Since the end of apartheid, South Africa's black middle class has grown exponentially. As its members age and consider family futures, new property accumulation and massive inequality have resulted in frequent disputes over who inherits. This project approaches class reproduction through an ethnographic focus on inheritance and the state – through wills and testaments, and through intestate succession. It thus attends to the role of experts and bureaucrats in shaping the dynamics of class. The project combines political-economic and cultural perspectives on class, and these with scholarship on state institutions. And it extends existing work on class and status reproduction by transcending generations.
The research tracked the networks bringing together property, inheritance and the state.
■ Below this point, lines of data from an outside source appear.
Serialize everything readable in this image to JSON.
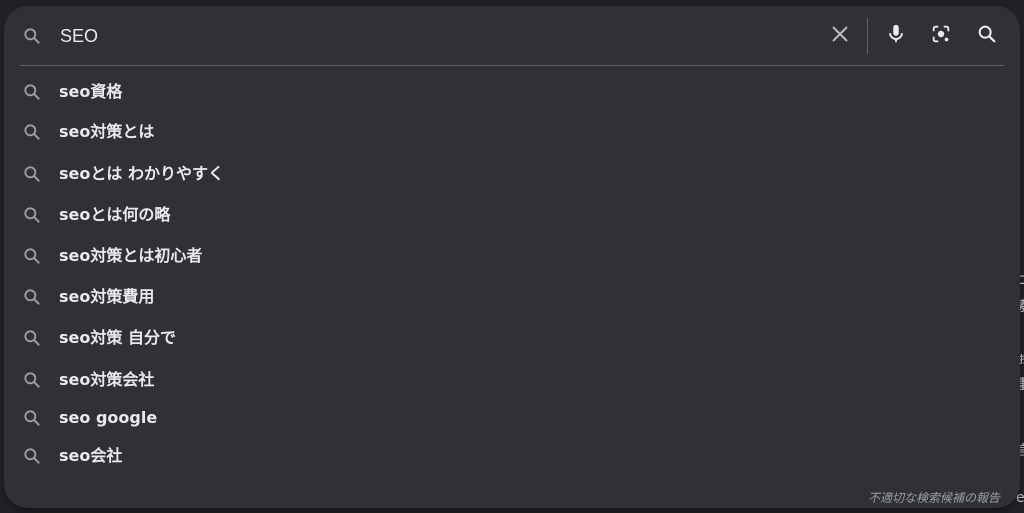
{
  "search": {
    "value": "SEO",
    "placeholder": ""
  },
  "icons": {
    "left": "search-icon",
    "clear": "close-icon",
    "voice": "microphone-icon",
    "image": "camera-lens-icon",
    "submit": "search-icon"
  },
  "suggestions": [
    "seo資格",
    "seo対策とは",
    "seoとは わかりやすく",
    "seoとは何の略",
    "seo対策とは初心者",
    "seo対策費用",
    "seo対策 自分で",
    "seo対策会社",
    "seo google",
    "seo会社"
  ],
  "footer": {
    "report": "不適切な検索候補の報告"
  },
  "colors": {
    "background": "#202124",
    "panel": "#303134",
    "text": "#e8eaed",
    "icon": "#9aa0a6",
    "divider": "#5f6368"
  }
}
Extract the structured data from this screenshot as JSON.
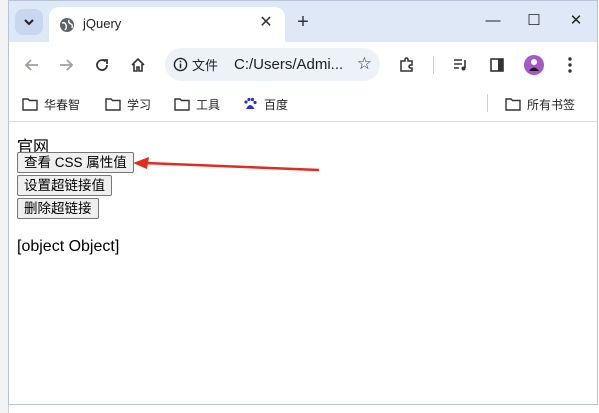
{
  "browser": {
    "tab_title": "jQuery",
    "new_tab_symbol": "+",
    "tab_close_symbol": "✕",
    "window_controls": {
      "minimize": "—",
      "maximize": "☐",
      "close": "✕"
    },
    "omnibox": {
      "site_chip_label": "文件",
      "url": "C:/Users/Admi..."
    },
    "bookmarks": [
      "华春智",
      "学习",
      "工具",
      "百度"
    ],
    "all_bookmarks_label": "所有书签",
    "avatar_color": "#a558c9"
  },
  "page": {
    "heading_text": "官网",
    "buttons": [
      "查看 CSS 属性值",
      "设置超链接值",
      "删除超链接"
    ],
    "output_text": "[object Object]"
  },
  "annotation": {
    "arrow_color": "#e52a21"
  }
}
During a year’s ethnographic fieldwork in 2017, Maxim shadowed deceased estates officials, property valuators, wealth management practitioners and lawyers; attended court hearings and followed the progress of cases; sat in on inheritance-related meetings and mediations, from government offices to NGO consultation rooms to local community support services to audiences in front of magistrates; and interviewed practitioners and those experiencing the intricacies and struggles of inheritance. The project has developed through a long-term collaboration with legal NGO ProBono.Org. Together, they are using Maxim’s research findings to advise on legal reform to address discrepancies between the law and popular norms.